The enthronement of the 78th Bishop of Salisbury, The Right Reverend Nicholas Holtam, took place in Salisbury Cathedral on 15 October .
The 56 year old grew up in North London and was Vicar of St Martin-in-the-Fields for 16 years before taking up his new appointment.
His ordination and consecration ceremony took place on 22nd July at St Paul’s Cathedral in a service led by the Archbishop of Canterbury and assisted by the Bishop of London. Public ministry was permitted following a visit to Buckingham Palace to pay homage to Her Majesty The Queen on 11th October.
The enthronement was the final ceremony to instate the Bishop Nicholas in Salisbury Cathedral.
The ceremony started off by walking in procession to the city centre from Bishopdown, accompanied by school children and the Salvation Army Band. The route included a stop in The Old George Mall before moving on to the High Street.
At Mitre House the Bishop made a change from the clothes of a Vicar to the ceremonial clothes of a Bishop. Fully robed, he then made his way to the upstairs window to look out over the singing cathedral choir.

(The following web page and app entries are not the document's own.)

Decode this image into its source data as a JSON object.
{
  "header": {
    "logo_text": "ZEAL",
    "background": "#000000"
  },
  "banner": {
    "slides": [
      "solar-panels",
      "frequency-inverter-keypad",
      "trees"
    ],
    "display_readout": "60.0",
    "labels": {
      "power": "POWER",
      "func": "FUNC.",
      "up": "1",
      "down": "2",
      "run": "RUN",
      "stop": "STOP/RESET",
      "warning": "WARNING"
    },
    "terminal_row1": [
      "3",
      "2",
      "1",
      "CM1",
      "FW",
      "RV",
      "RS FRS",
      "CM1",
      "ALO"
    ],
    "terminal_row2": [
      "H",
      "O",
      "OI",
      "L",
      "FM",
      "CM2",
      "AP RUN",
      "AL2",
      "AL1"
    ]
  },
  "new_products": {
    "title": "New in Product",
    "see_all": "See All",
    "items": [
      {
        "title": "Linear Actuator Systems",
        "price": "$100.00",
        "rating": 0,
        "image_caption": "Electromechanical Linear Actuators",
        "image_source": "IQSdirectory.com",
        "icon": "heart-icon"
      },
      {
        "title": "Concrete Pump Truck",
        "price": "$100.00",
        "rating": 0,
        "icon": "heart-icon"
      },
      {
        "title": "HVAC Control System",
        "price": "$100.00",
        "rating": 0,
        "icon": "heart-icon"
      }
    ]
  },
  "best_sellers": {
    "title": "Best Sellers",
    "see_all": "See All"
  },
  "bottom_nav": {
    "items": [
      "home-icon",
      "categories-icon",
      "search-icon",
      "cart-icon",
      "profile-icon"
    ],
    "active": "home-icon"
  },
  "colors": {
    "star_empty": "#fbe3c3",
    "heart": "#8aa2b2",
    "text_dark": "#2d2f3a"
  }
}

The procession moved on to Chorister’s Green where he was met by the head boy and head girl choristers before the Bishop moved into the cathedral itself for the actual enthronement . The Archdeacon of Canterbury, as representative of the Archbishop, placed him in the Bishop’s throne.
The new Bishop said, “I look forward enormously … to becoming part of a great diocese with all the opportunities and challenges ahead, trying to draw people towards God and recognising Him at work in the lives of people in Wiltshire and Dorset.”
“In the last few weeks I have begun to get to know this huge diocese, with visits from Portland to Royal Wootton Bassett 100 miles apart. Our 576 Anglican places of worship each point to the presence of God in its local community. 87% of our cur church buildings are listed Grade I or II*, an important part of the country’s architectural and cultural heritage. They are cared for by voluntary effort, the state making a more modest contribution for their upkeep than in any other country in Western Europe. Churches are places of worship and service as well as worship. With our ecumenical partners, we are by far the largest and most significant organisation in the voluntary sector caring for all God’s people. Church members are a very large proportion of the area’s social capital and make vital contributions to projects from food banks that feed the poor and hungry to youth work. We have 41,000 young people in over 200 Church schools, each school serving their community.”
The Anglican Diocese of Salisbury is the seventh largest in area in the Church of England, extending over 2000 square miles, with a population of about 880,000. It includes 95% of Dorset, 75% of the unitary authority of Wiltshire, the unitary authority of Poole, 40% of the unitary authority of Bournemouth, a small part of west Hampshire and one parish in Devon.